…The seminarians whom I serve, as a professor of philosophy at St. Patrick’s Seminary and University in Menlo Park, California, are quite similar to Catholic undergraduates. They are men with a wide array of personalities and backgrounds. Seminarians are not produced from a mold, and they are each unique individuals. Like their fellow Catholics attending larger universities, these seminarians do not wield the faith like a baseball bat. They do not look to smash over the head anyone who dares to ask questions or even express doubts. Our seminarians wish eagerly to share the Gospel and the freedom they themselves have found in Christ with men and women in our current culture.

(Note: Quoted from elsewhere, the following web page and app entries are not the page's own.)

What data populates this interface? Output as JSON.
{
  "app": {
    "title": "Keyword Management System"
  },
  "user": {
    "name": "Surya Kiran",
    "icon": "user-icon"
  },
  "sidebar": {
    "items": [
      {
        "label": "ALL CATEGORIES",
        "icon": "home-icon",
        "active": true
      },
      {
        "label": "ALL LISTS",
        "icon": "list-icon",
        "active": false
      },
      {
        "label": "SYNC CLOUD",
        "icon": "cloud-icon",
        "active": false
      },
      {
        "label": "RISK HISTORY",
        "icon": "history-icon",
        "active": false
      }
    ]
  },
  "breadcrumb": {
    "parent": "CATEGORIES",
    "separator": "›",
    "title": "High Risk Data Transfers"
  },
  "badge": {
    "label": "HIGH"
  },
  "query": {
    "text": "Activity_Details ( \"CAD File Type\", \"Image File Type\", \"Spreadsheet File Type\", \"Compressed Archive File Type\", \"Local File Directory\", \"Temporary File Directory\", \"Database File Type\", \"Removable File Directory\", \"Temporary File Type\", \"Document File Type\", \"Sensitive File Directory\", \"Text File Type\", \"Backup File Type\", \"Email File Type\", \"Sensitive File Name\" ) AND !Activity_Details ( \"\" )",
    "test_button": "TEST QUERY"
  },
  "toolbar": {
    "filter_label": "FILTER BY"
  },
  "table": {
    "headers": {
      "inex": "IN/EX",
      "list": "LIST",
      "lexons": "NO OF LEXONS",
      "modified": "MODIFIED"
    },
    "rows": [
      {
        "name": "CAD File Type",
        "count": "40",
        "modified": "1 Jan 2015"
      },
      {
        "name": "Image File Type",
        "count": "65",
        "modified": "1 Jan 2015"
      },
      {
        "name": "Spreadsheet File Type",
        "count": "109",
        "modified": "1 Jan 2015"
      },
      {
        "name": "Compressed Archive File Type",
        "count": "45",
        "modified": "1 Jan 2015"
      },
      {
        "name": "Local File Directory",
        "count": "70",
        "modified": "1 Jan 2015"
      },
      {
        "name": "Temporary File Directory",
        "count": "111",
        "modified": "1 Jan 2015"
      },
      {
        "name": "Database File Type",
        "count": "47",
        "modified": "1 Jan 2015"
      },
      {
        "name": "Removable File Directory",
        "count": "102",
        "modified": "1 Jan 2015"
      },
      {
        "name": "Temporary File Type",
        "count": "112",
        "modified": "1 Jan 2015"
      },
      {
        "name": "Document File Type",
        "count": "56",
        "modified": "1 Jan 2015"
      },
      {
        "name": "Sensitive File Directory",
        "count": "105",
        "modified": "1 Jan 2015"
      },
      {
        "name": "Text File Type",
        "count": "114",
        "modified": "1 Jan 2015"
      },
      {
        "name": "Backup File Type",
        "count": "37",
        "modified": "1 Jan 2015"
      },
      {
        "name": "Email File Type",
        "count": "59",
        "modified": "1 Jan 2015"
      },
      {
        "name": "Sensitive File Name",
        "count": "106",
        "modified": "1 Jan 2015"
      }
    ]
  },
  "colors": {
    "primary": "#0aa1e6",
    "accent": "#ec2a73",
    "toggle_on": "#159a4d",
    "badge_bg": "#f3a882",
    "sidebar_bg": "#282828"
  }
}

The only significant, but obvious, difference between our seminarians and the average Catholic undergraduate is that our seminarians have felt a stirring in their hearts from God the Father to follow him in a more radical way. These men simply wish to follow the Shepherd’s voice, and they have heard him asking them to consider giving their lives totally and completely. They are good men, committed to Christ and the truths of the faith, and eager to hand it on to others.
In recent months seminaries have come under significant scrutiny due to reports of heterodox or biased faculty, sexual abuse, and lack of transparency. For instance, there has been frustration over the failure of approximately half of US seminaries to participate the recent joint study, conducted by the University of Notre Dame and the Center for Applied Research in the Apostolate, titled “Sexual Harassment and Catholic Seminary Culture”. Many worry that this lack of cooperation signals that seminaries have not truly committed to responding to the crisis of sexual abuse in the Church.

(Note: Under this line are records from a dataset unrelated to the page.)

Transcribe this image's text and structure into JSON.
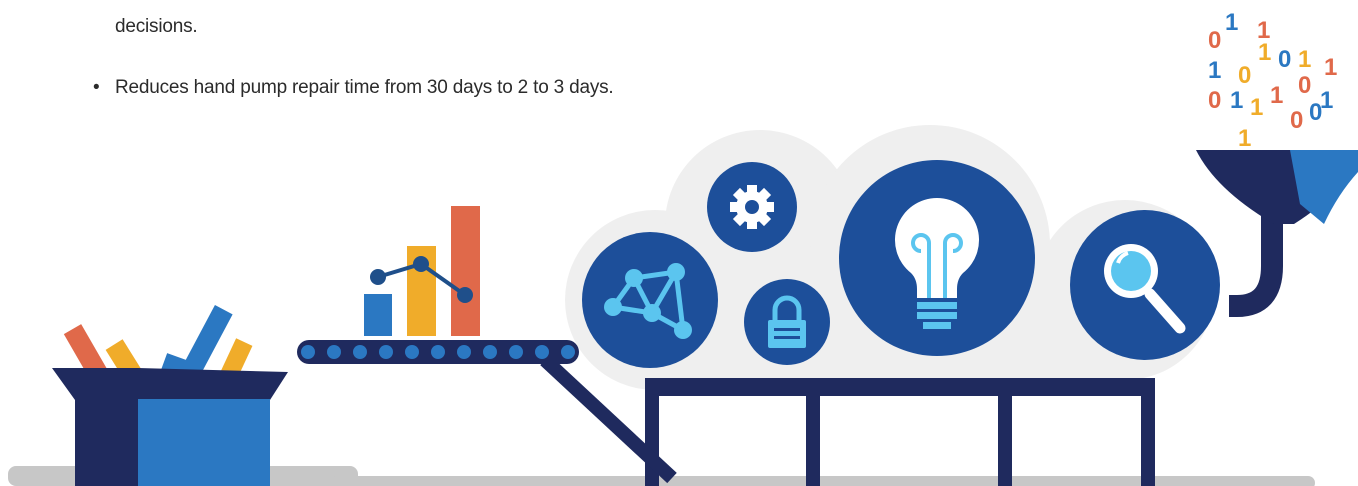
{
  "text": {
    "line1": "decisions.",
    "bullet_char": "•",
    "bullet": "Reduces hand pump repair time from 30 days to 2 to 3 days."
  },
  "colors": {
    "navy": "#1f2a5e",
    "blue": "#1d4f9a",
    "mid_blue": "#2b78c2",
    "light_blue": "#5bc5ef",
    "orange": "#e0694a",
    "yellow": "#f0ac2a",
    "cloud": "#efefef",
    "ground": "#c7c7c7"
  },
  "icons": [
    "network-icon",
    "gear-icon",
    "lock-icon",
    "lightbulb-icon",
    "magnifier-icon",
    "funnel-icon",
    "box-icon",
    "chart-icon",
    "conveyor-icon"
  ],
  "binary_digits": [
    "0",
    "1",
    "1",
    "1",
    "0",
    "0",
    "1",
    "1",
    "1",
    "0",
    "0",
    "1",
    "1",
    "0",
    "1",
    "1",
    "0",
    "1",
    "0",
    "0",
    "1"
  ]
}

Once again, I cannot speak for other seminaries, but my own seminary of St. Patrick’s did in fact participate in this study and enthusiastically supports efforts to prevent abuse. The seminary is deeply committed to creating a culture that respects all members of the community. Readers can read the seminary’s Safe Environment statement. Furthermore, the faculty and staff here at St. Patrick’s are, like our seminarians, men and women of deep faith simply following God’s call. Following the leadership of Archbishop Salvatore Cordileone, we view our work as a calling from God to help form good and holy priests for the Church.

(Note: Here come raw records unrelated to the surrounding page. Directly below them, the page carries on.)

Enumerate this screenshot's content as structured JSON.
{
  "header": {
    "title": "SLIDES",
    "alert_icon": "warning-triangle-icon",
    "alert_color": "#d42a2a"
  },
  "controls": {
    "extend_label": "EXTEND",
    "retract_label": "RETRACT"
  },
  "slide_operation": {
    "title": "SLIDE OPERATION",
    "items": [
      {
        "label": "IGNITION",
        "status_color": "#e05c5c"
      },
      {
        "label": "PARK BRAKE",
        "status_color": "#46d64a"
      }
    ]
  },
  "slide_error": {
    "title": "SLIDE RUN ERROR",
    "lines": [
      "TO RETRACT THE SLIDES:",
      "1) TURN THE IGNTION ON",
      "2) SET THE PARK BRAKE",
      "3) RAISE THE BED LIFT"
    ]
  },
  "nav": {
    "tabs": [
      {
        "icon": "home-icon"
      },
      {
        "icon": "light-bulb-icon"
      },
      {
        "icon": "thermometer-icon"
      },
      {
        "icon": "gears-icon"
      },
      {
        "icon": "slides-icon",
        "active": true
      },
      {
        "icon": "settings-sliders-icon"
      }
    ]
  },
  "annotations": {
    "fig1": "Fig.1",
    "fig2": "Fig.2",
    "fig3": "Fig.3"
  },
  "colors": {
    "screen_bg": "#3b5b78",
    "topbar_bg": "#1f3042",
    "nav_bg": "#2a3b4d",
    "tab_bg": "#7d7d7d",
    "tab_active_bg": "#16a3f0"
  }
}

Like our seminarians, we do not wish to push a particular agenda or to promote a false image of the Church. We simply wish to convey to these men the truth of the Catholic intellectual tradition and thereby form these men, not to be again scholars or great fundraisers, but shepherds capable of leading their flocks. I consider this vocation, and I am certain my colleagues would agree, to be the joy of a lifetime.
What then can you do? I do not wish to downplay the failings of Catholic leaders in the past nor hide the reality that much work still lies before us. I simply offer assurance that there is hope. But we need your help. First, please pray for our seminarians and priests. The one thing Satan hates most is a faithful priest filled with joy, and he does whatever he can to pull down our priests and seminarians….
The above comes from a Jan. 30 story by John Macias in Catholic World Report.